Retype each entry exactly. Skip any pictures.

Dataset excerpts
___
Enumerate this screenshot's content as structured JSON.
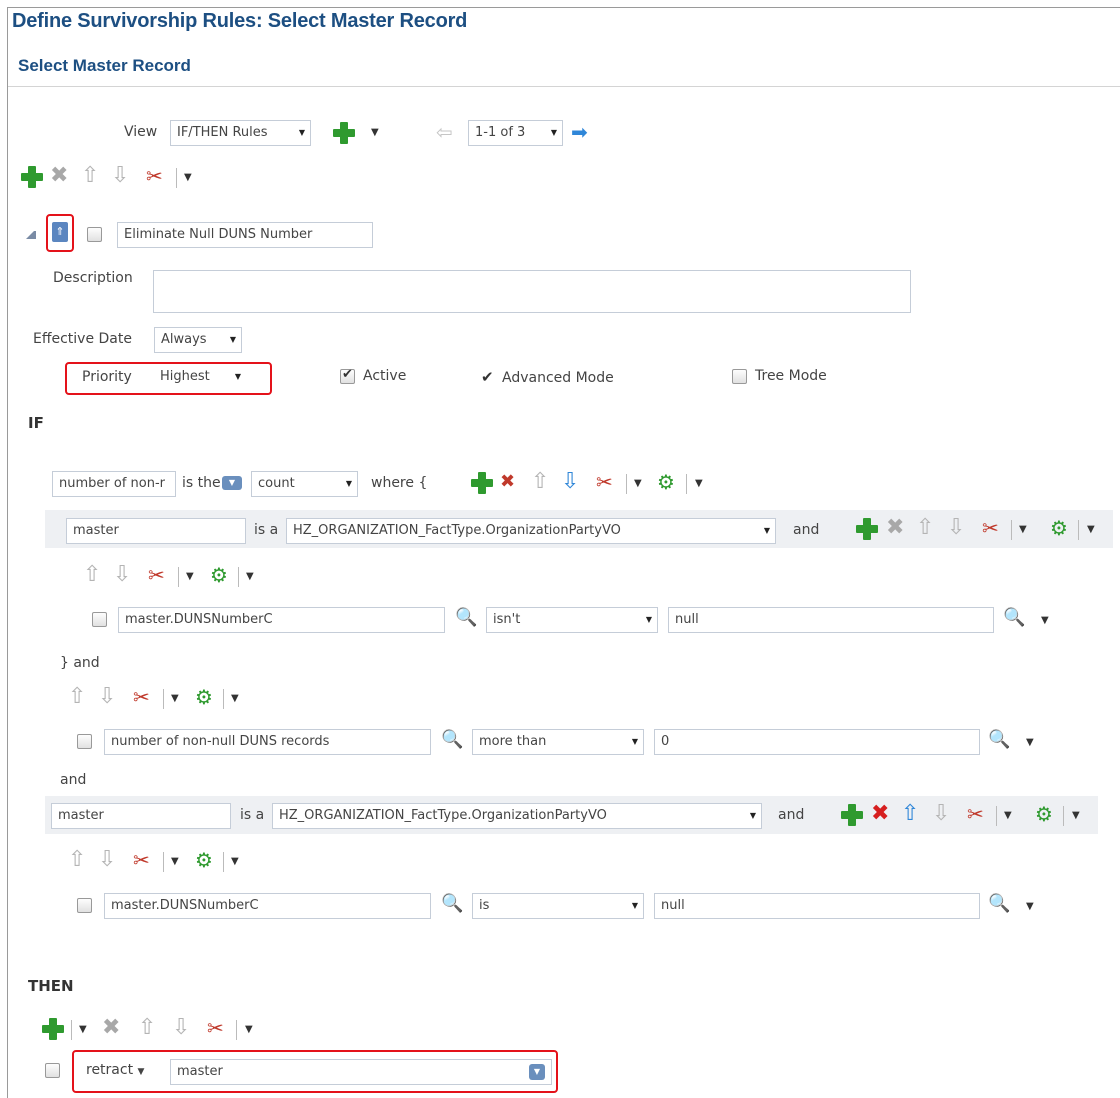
{
  "page_title": "Define Survivorship Rules: Select Master Record",
  "section_title": "Select Master Record",
  "toolbar": {
    "view_label": "View",
    "view_value": "IF/THEN Rules",
    "pager_value": "1-1 of 3"
  },
  "rule": {
    "name": "Eliminate Null DUNS Number",
    "description_label": "Description",
    "description_value": "",
    "effective_date_label": "Effective Date",
    "effective_date_value": "Always",
    "priority_label": "Priority",
    "priority_value": "Highest",
    "active_label": "Active",
    "active_checked": true,
    "advanced_label": "Advanced Mode",
    "tree_label": "Tree Mode",
    "tree_checked": false
  },
  "if_section": {
    "label": "IF",
    "aggregate": {
      "var": "number of non-r",
      "is_the": "is the",
      "func": "count",
      "where": "where {"
    },
    "pattern1": {
      "var": "master",
      "is_a": "is a",
      "type": "HZ_ORGANIZATION_FactType.OrganizationPartyVO",
      "and": "and",
      "test": {
        "field": "master.DUNSNumberC",
        "op": "isn't",
        "value": "null"
      }
    },
    "close_and": "} and",
    "test2": {
      "field": "number of non-null DUNS records",
      "op": "more than",
      "value": "0"
    },
    "and_label": "and",
    "pattern2": {
      "var": "master",
      "is_a": "is a",
      "type": "HZ_ORGANIZATION_FactType.OrganizationPartyVO",
      "and": "and",
      "test": {
        "field": "master.DUNSNumberC",
        "op": "is",
        "value": "null"
      }
    }
  },
  "then_section": {
    "label": "THEN",
    "action": "retract",
    "target": "master"
  },
  "colors": {
    "title": "#1d4f82",
    "highlight": "#e4121a",
    "add_green": "#2f9a2f",
    "band": "#eef0f3"
  }
}
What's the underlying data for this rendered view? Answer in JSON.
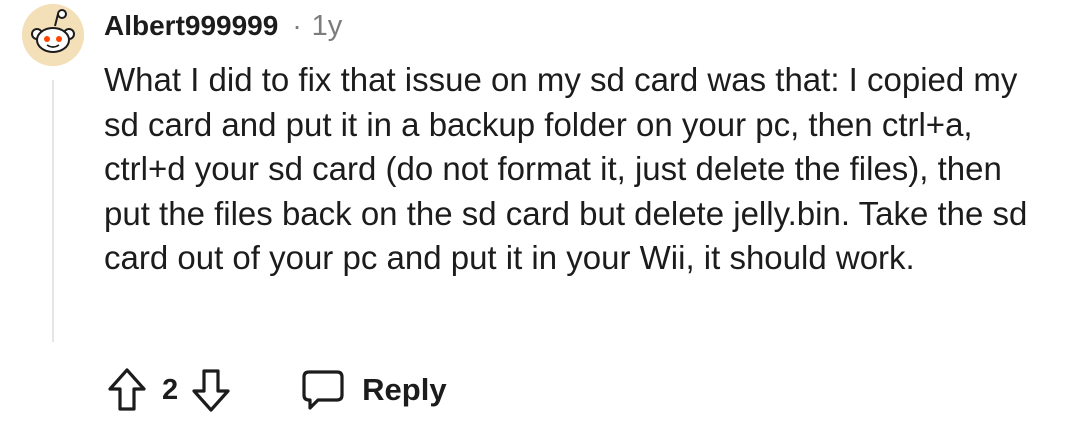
{
  "comment": {
    "author": "Albert999999",
    "separator": "·",
    "age": "1y",
    "body": "What I did to fix that issue on my sd card was that: I copied my sd card and put it in a backup folder on your pc, then ctrl+a, ctrl+d your sd card (do not format it, just delete the files), then put the files back on the sd card but delete jelly.bin. Take the sd card out of your pc and put it in your Wii, it should work.",
    "avatar_icon": "snoo-avatar-icon",
    "avatar_bg": "#f3dfb8"
  },
  "actions": {
    "upvote_icon": "upvote-arrow-icon",
    "score": "2",
    "downvote_icon": "downvote-arrow-icon",
    "reply_icon": "speech-bubble-icon",
    "reply_label": "Reply"
  }
}
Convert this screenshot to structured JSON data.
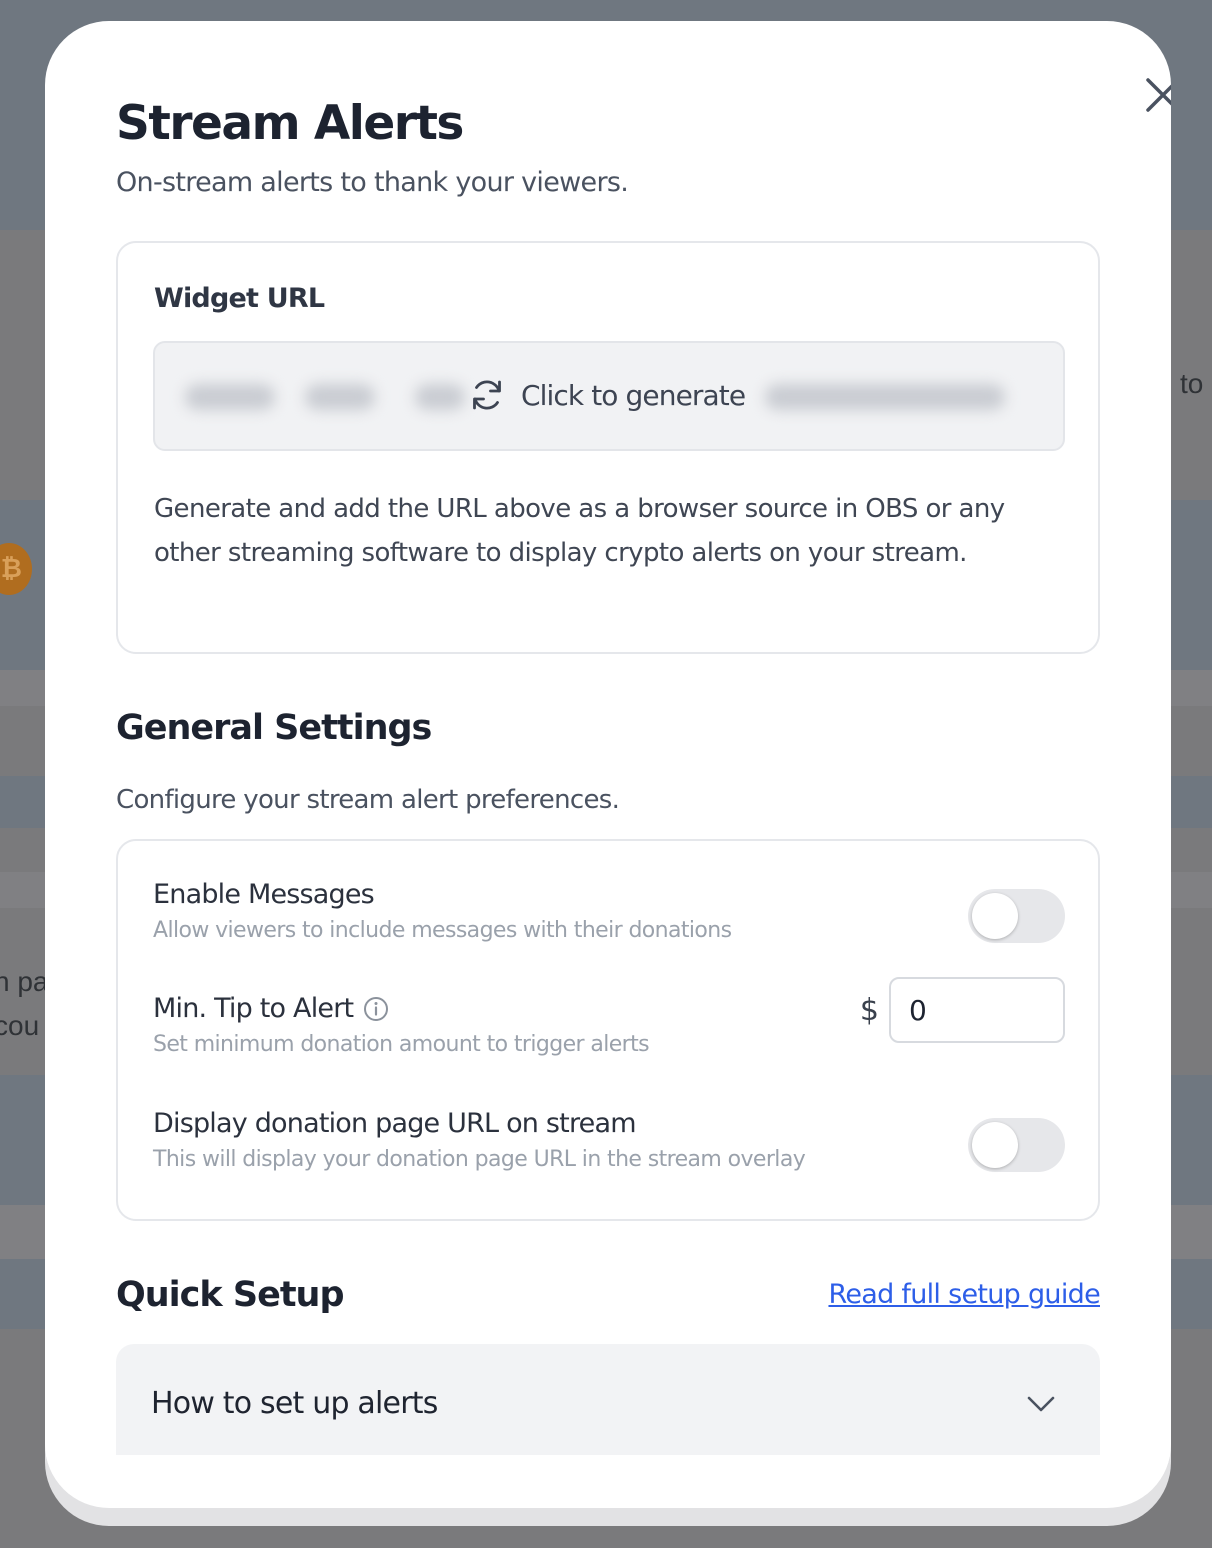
{
  "background": {
    "fragment_right": "to",
    "fragment_left_1": "n pa",
    "fragment_left_2": "cou",
    "coin_icon": "bitcoin-icon"
  },
  "modal": {
    "title": "Stream Alerts",
    "subtitle": "On-stream alerts to thank your viewers.",
    "close_icon": "close-icon"
  },
  "widget": {
    "label": "Widget URL",
    "generate_label": "Click to generate",
    "generate_icon": "refresh-icon",
    "description": "Generate and add the URL above as a browser source in OBS or any other streaming software to display crypto alerts on your stream."
  },
  "general_settings": {
    "title": "General Settings",
    "subtitle": "Configure your stream alert preferences.",
    "enable_messages": {
      "label": "Enable Messages",
      "help": "Allow viewers to include messages with their donations",
      "enabled": false
    },
    "min_tip": {
      "label": "Min. Tip to Alert",
      "help": "Set minimum donation amount to trigger alerts",
      "currency": "$",
      "value": "0",
      "info_icon": "info-icon"
    },
    "display_url": {
      "label": "Display donation page URL on stream",
      "help": "This will display your donation page URL in the stream overlay",
      "enabled": false
    }
  },
  "quick_setup": {
    "title": "Quick Setup",
    "guide_link": "Read full setup guide",
    "accordion_label": "How to set up alerts",
    "accordion_icon": "chevron-down-icon"
  },
  "colors": {
    "link": "#2d5ee8",
    "toggle_off": "#e6e7ea",
    "overlay": "#6e7278"
  }
}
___
Completed exercise.
Enumerate this screenshot's content as structured JSON.
{
  "page_title": "Define Survivorship Rules: Select Master Record",
  "section_title": "Select Master Record",
  "toolbar": {
    "view_label": "View",
    "view_value": "IF/THEN Rules",
    "pager_value": "1-1 of 3"
  },
  "rule": {
    "name": "Eliminate Null DUNS Number",
    "description_label": "Description",
    "description_value": "",
    "effective_date_label": "Effective Date",
    "effective_date_value": "Always",
    "priority_label": "Priority",
    "priority_value": "Highest",
    "active_label": "Active",
    "active_checked": true,
    "advanced_label": "Advanced Mode",
    "tree_label": "Tree Mode",
    "tree_checked": false
  },
  "if_section": {
    "label": "IF",
    "aggregate": {
      "var": "number of non-r",
      "is_the": "is the",
      "func": "count",
      "where": "where {"
    },
    "pattern1": {
      "var": "master",
      "is_a": "is a",
      "type": "HZ_ORGANIZATION_FactType.OrganizationPartyVO",
      "and": "and",
      "test": {
        "field": "master.DUNSNumberC",
        "op": "isn't",
        "value": "null"
      }
    },
    "close_and": "} and",
    "test2": {
      "field": "number of non-null DUNS records",
      "op": "more than",
      "value": "0"
    },
    "and_label": "and",
    "pattern2": {
      "var": "master",
      "is_a": "is a",
      "type": "HZ_ORGANIZATION_FactType.OrganizationPartyVO",
      "and": "and",
      "test": {
        "field": "master.DUNSNumberC",
        "op": "is",
        "value": "null"
      }
    }
  },
  "then_section": {
    "label": "THEN",
    "action": "retract",
    "target": "master"
  },
  "colors": {
    "title": "#1d4f82",
    "highlight": "#e4121a",
    "add_green": "#2f9a2f",
    "band": "#eef0f3"
  }
}
What's the underlying data for this rendered view? Answer in JSON.
{
  "comment": {
    "author": "Albert999999",
    "separator": "·",
    "age": "1y",
    "body": "What I did to fix that issue on my sd card was that: I copied my sd card and put it in a backup folder on your pc, then ctrl+a, ctrl+d your sd card (do not format it, just delete the files), then put the files back on the sd card but delete jelly.bin. Take the sd card out of your pc and put it in your Wii, it should work.",
    "avatar_icon": "snoo-avatar-icon",
    "avatar_bg": "#f3dfb8"
  },
  "actions": {
    "upvote_icon": "upvote-arrow-icon",
    "score": "2",
    "downvote_icon": "downvote-arrow-icon",
    "reply_icon": "speech-bubble-icon",
    "reply_label": "Reply"
  }
}
Convert this screenshot to structured JSON data.
{
  "background": {
    "fragment_right": "to",
    "fragment_left_1": "n pa",
    "fragment_left_2": "cou",
    "coin_icon": "bitcoin-icon"
  },
  "modal": {
    "title": "Stream Alerts",
    "subtitle": "On-stream alerts to thank your viewers.",
    "close_icon": "close-icon"
  },
  "widget": {
    "label": "Widget URL",
    "generate_label": "Click to generate",
    "generate_icon": "refresh-icon",
    "description": "Generate and add the URL above as a browser source in OBS or any other streaming software to display crypto alerts on your stream."
  },
  "general_settings": {
    "title": "General Settings",
    "subtitle": "Configure your stream alert preferences.",
    "enable_messages": {
      "label": "Enable Messages",
      "help": "Allow viewers to include messages with their donations",
      "enabled": false
    },
    "min_tip": {
      "label": "Min. Tip to Alert",
      "help": "Set minimum donation amount to trigger alerts",
      "currency": "$",
      "value": "0",
      "info_icon": "info-icon"
    },
    "display_url": {
      "label": "Display donation page URL on stream",
      "help": "This will display your donation page URL in the stream overlay",
      "enabled": false
    }
  },
  "quick_setup": {
    "title": "Quick Setup",
    "guide_link": "Read full setup guide",
    "accordion_label": "How to set up alerts",
    "accordion_icon": "chevron-down-icon"
  },
  "colors": {
    "link": "#2d5ee8",
    "toggle_off": "#e6e7ea",
    "overlay": "#6e7278"
  }
}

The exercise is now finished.